SkyCity chief executive Nigel Morrison can step down feeling he has "made a real difference" for the company, according to analysts, with his work in the past year in particular putting the company in a good position for when he hands over the reins on April 29.
Morrison has worked more than 30 years in the gaming industry, including as the chief financial officer of Hong Kong and Macau casino group Galaxy Entertainment.
The Australian took on the SkyCity job in March 2008 at the height of the global financial crisis (GFC), and yesterday said it was "incredibly demanding" and after eight years he was ready to take a break.
"The company is in great shape with record revenues and profits and an eight-year record high share price, with a market capitalisation of $3 billion," Morrison said. "So as a CEO it's a good time to step down."
Morrison declined to comment further and would not be drawn on his next career move, but Craigs Investment Partners analyst Mark Lister said it was good timing.
"People are always disappointed to lose a CEO that's well liked by the market and by investors but at the same time Nigel has done his time," Lister said. "He's been there for a while and he's presided over a lot of changes and developments for the company, most notably making some progress on the convention centre and those issues, new licences in Auckland and Adelaide and redoing Federal St.
"He will be able to step down feeling like he has made a real difference."
Chairman of SkyCity Chris Moller said the board had been discussing a succession plan with Morrison since September, agreeing it was the right time for a new chief executive.
It has appointed chief operating officer John Mortensen as interim chief executive, pending a global search for the new leader.
Over his tenure as chief executive, Morrison has netted around $21 million in salary and bonuses and since he was appointed to the role the company's share price has risen from $4 to just over $5 last month.

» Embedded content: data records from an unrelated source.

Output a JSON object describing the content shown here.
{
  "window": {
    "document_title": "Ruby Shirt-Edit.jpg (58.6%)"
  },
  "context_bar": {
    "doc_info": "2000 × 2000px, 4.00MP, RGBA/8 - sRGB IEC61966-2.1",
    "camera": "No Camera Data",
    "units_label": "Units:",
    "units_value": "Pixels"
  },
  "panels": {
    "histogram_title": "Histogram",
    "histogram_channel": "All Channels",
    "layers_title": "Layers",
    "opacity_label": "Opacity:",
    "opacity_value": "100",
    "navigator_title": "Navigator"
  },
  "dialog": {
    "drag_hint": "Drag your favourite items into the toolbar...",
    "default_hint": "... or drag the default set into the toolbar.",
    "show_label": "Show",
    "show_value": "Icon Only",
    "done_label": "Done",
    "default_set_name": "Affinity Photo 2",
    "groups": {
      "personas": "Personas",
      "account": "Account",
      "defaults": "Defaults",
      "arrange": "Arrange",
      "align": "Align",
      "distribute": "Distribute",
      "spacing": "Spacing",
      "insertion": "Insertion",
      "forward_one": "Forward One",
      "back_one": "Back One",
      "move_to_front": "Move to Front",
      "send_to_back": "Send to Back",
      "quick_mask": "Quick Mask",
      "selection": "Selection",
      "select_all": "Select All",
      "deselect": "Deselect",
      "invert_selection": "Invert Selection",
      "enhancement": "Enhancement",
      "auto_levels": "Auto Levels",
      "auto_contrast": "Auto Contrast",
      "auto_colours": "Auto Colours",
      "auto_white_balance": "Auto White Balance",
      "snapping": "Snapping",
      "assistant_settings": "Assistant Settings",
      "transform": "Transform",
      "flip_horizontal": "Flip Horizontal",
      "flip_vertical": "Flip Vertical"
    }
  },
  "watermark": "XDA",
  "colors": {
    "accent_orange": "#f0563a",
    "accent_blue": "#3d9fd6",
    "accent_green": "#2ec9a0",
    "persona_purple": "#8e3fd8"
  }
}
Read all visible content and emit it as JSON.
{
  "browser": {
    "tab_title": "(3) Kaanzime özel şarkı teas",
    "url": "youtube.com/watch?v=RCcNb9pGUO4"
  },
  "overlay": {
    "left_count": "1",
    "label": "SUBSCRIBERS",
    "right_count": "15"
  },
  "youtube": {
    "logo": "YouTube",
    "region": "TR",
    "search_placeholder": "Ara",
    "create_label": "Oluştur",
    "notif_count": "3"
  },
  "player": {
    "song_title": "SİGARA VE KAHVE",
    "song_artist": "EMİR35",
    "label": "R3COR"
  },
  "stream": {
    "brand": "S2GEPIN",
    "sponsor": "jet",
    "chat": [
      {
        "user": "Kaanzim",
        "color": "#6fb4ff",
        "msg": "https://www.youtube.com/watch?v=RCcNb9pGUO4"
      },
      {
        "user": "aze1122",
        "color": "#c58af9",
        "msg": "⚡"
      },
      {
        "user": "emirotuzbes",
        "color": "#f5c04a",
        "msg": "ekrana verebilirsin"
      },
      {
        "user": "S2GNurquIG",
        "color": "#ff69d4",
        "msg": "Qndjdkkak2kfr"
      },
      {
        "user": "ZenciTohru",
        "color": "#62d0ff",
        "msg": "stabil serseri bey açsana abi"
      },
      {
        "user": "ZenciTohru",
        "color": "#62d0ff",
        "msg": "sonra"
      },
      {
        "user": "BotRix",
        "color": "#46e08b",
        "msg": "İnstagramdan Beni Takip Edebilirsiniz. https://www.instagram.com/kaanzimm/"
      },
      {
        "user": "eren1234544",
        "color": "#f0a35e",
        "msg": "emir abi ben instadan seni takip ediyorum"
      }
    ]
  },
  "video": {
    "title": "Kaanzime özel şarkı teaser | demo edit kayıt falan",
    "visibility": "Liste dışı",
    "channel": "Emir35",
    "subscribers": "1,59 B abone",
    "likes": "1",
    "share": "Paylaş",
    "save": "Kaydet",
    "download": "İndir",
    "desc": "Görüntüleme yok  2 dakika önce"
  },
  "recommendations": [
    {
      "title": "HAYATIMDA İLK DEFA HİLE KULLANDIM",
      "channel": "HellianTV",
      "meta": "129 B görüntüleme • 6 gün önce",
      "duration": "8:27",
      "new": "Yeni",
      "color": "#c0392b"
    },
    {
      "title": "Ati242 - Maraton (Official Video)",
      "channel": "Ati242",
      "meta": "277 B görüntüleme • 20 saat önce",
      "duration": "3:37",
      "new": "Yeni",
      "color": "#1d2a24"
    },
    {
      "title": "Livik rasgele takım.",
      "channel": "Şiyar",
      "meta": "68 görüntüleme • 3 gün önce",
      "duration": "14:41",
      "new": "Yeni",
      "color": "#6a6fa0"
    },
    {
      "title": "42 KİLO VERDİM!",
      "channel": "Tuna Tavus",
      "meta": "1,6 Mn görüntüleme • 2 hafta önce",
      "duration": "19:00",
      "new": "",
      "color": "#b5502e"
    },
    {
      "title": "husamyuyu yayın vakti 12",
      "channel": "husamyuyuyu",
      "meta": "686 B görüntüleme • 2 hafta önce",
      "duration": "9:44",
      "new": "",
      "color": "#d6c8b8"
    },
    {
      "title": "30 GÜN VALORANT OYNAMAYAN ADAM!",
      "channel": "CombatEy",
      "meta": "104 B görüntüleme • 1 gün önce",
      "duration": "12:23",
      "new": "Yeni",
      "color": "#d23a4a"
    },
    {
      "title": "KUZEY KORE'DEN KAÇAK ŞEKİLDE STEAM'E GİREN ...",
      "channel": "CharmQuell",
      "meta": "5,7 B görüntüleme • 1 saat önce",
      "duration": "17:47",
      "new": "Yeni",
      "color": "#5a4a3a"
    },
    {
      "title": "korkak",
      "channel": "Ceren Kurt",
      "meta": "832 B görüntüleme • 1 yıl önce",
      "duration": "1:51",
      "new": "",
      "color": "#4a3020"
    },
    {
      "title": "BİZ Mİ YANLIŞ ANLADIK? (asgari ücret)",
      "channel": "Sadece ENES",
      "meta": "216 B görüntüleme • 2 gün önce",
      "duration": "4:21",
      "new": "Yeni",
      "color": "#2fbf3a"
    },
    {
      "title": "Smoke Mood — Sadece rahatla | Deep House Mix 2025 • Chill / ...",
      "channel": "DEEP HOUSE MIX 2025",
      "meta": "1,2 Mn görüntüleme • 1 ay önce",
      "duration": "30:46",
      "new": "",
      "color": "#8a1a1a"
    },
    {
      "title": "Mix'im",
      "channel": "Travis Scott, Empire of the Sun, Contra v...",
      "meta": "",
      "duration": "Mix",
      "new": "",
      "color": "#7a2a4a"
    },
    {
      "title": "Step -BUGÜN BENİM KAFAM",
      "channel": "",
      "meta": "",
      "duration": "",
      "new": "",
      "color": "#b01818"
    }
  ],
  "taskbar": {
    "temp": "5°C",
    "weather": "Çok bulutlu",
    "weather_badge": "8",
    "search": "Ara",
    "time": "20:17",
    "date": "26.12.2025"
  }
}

Forsyth Barr analyst Jeremy Simpson said this had been a tough period.
"In the last 10 to 15 years there have been some challenges and the regulatory environment has got a bit tougher," Simpson said. "[That was] impacted by smoking bans going back about 10 years, and there's really been no real growth in gaming spend generally in New Zealand and on a per capita basis it's gone backwards over the last 10 to 12 years, so that environment makes it a bit tough."
Simpson said building up other revenue streams, in particular the development of the Federal St area to attract visitors, had been important for the business. And the convention centre deal including the increased carparking was vital for the long-term growth of the company.
Casino revenue has been boosted by high tourism and migration numbers, helped by the business purchasing its second Queenstown casino in 2013, as well as a corruption clampdown in Macau resulting in New Zealand and Australian casinos becoming more common destinations for big-spending customers.
The share price has risen 28 per cent in the past 12 months but closed down 3.8 per cent to $4.76.
• Stepping down April 29
• Been in the role for 8 years
• Earned roughly $21 million as CEO
• Former CFO of Hong Kong and Macau casino group Galaxy Entertainment
• Has more than 30 years of gaming industry experience